I didn’t agree with every nuance or interpretive image in every work he urged on me nor, despite the overwhelming authority he exerted, would he have expected or wanted this. The object, with me as with all his students, was to open doors of technique and imagination and motivation, to extend us much, much further than we could ever have thought we could possibly go, to enable us to realise our full potential as musicians. In this short memoir I have said nothing about his exceptional qualities as a performing musician, nor the incalculable legacy to the cello repertoire, the tangible fruits of the inspiration and support he unfailingly offered to composers of whom the Big Three of Prokofiev, Shostakovich and Britten were only three of many. Nor have I mentioned the moral stature of a man who, past-master though he unquestionably was in the exploitation of the peculiar byways of the Soviet system to his own and others’ advantage (and he was no slouch at the ways of the Western world either), would not in the last resort allow anyone, however powerful, to compromise his integrity or that of people he respected. All these sides of his life are well known. Two years ago, with typical generosity to his “cello grandchildren”, in other words some of my students and others at the Royal Northern College of Music in Manchester, he agreed to come and give a master-class there. We did not know it, but he was already gravely ill, and his schedule as punishing as ever, but at 78 years of age he still took a full day to travel up with me from London to Manchester and back (nine hours or so in the car), to give a three-hour class of characteristic ebullience, insight and humour, and to accept gracefully the College’s hospitality. On the way back he was tired (I was exhausted) and didn’t talk much. Dropping him back at his London flat in Maida Vale, after I had thanked him I said something like: “Well, at least you can have a bit of a rest now.” “Oh no, Rukha, now I’m going to practise. I have this new Penderecki piece to learn, I’m playing it for the first time in Vienna soon.”

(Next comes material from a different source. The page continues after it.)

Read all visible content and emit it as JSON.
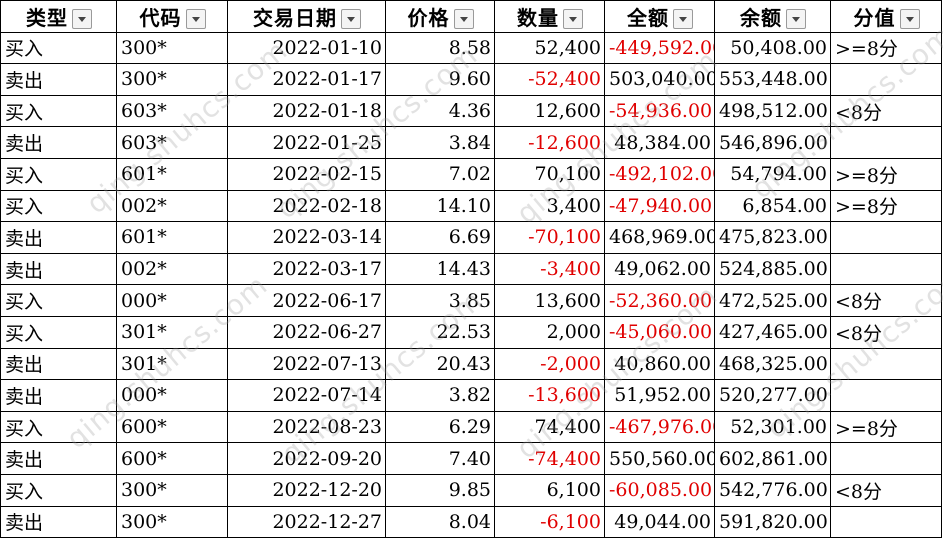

On 24 April 1918, Prokofiev wrote in his Diary: “Yesterday was my twenty seventh birthday. 27 is a fateful number for me, bringing both happiness and unhappiness.” However unhappy a day 27 April 2007 was for the world of music, 27 March 1927 had proved to be one of the happiest.

Reproduced from ThreeOranges, house magazine of the Prokofiev Foundation. Their archive is at: www.sprkfv.net.indexin.html.